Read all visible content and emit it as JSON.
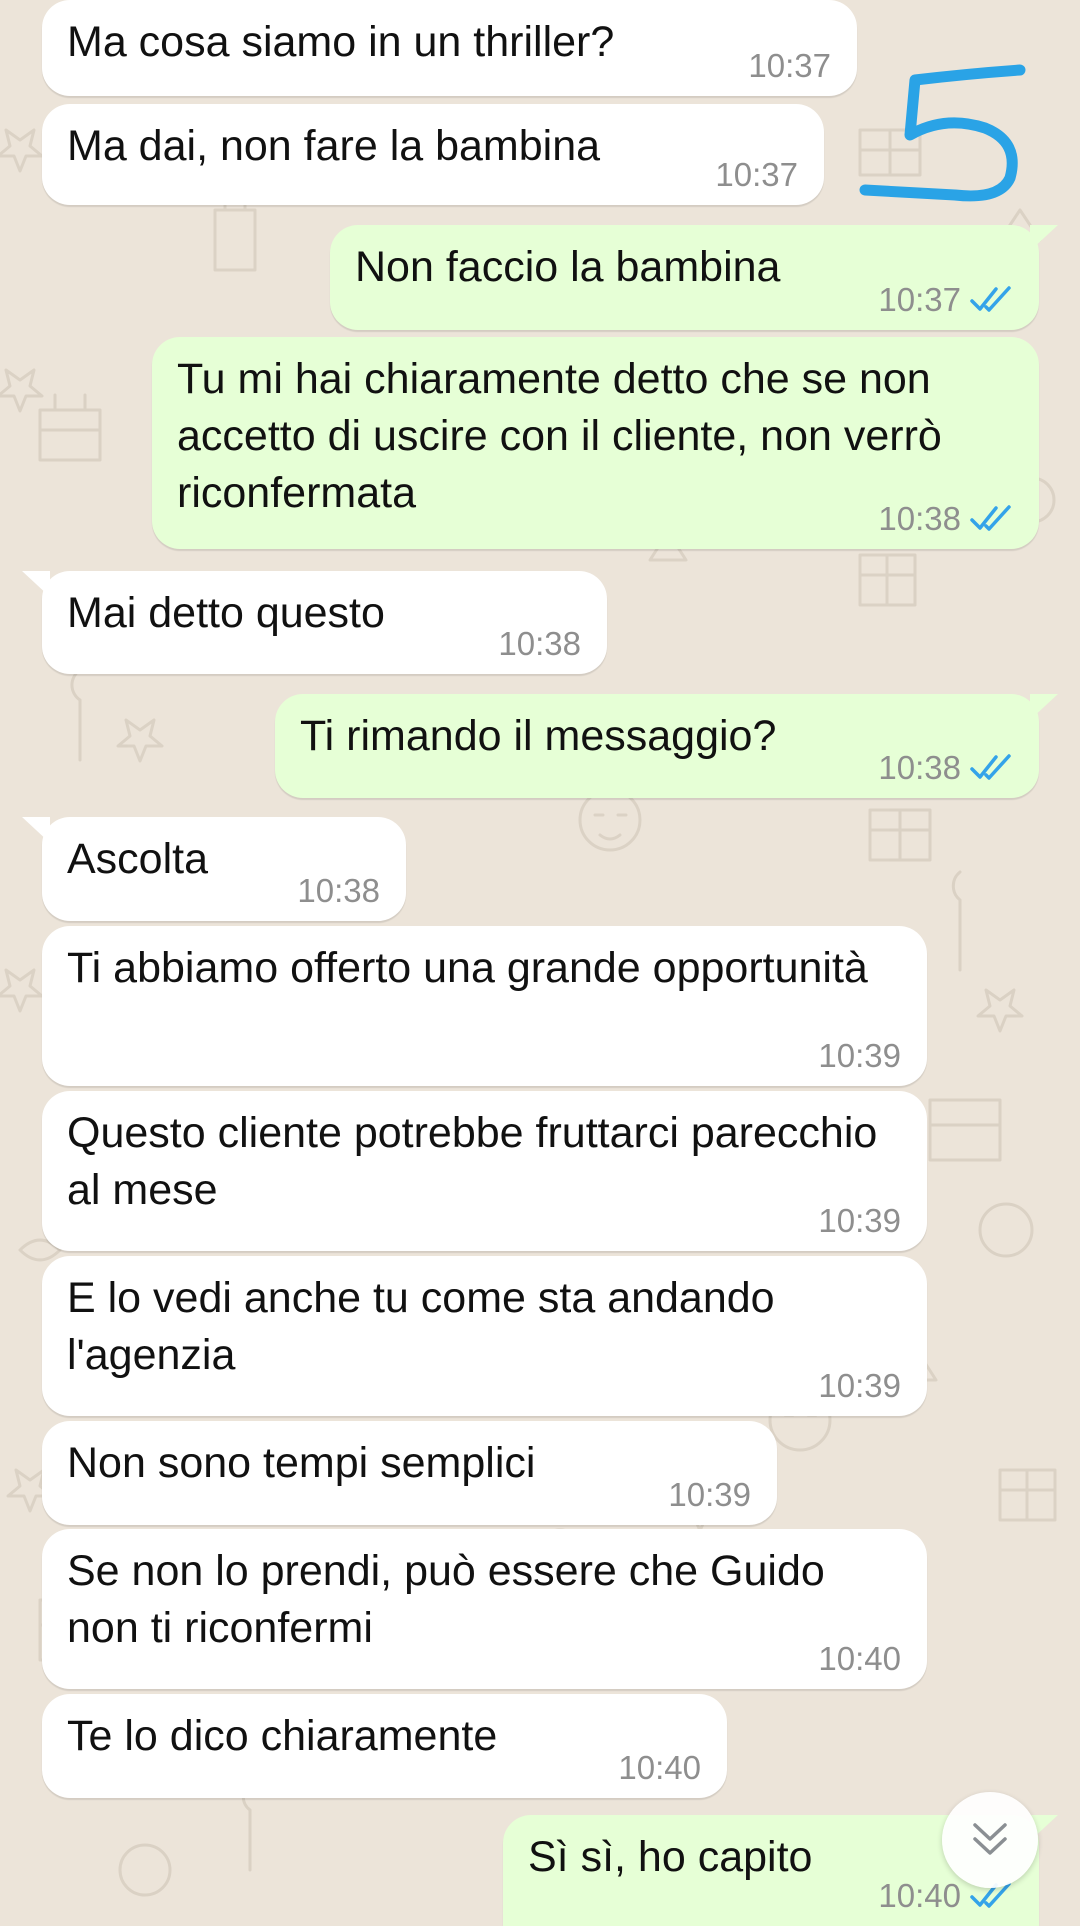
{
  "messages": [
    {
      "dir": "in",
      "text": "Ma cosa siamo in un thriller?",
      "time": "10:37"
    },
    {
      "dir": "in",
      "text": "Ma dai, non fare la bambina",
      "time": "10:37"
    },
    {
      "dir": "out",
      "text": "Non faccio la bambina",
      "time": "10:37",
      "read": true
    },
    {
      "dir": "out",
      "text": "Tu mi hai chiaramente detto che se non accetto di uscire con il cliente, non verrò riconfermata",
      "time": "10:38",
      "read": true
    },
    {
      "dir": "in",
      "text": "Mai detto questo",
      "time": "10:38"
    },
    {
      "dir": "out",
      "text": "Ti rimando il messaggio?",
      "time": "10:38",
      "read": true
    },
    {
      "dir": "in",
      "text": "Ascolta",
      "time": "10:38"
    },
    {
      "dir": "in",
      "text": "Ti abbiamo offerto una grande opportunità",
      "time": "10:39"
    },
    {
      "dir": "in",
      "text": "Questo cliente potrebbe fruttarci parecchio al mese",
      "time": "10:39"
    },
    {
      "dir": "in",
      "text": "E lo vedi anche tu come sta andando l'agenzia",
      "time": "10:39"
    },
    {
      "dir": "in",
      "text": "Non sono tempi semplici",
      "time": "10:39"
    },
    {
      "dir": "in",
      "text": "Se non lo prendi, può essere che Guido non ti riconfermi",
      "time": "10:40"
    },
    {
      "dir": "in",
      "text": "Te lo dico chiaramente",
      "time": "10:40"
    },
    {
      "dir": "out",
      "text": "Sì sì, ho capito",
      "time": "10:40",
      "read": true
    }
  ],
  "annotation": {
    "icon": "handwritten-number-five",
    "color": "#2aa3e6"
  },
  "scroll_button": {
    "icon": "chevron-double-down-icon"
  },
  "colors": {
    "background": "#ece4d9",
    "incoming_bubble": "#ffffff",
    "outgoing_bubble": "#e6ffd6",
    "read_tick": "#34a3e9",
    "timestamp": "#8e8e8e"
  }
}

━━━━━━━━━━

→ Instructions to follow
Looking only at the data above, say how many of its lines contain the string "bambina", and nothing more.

→ Solution to the exercise
2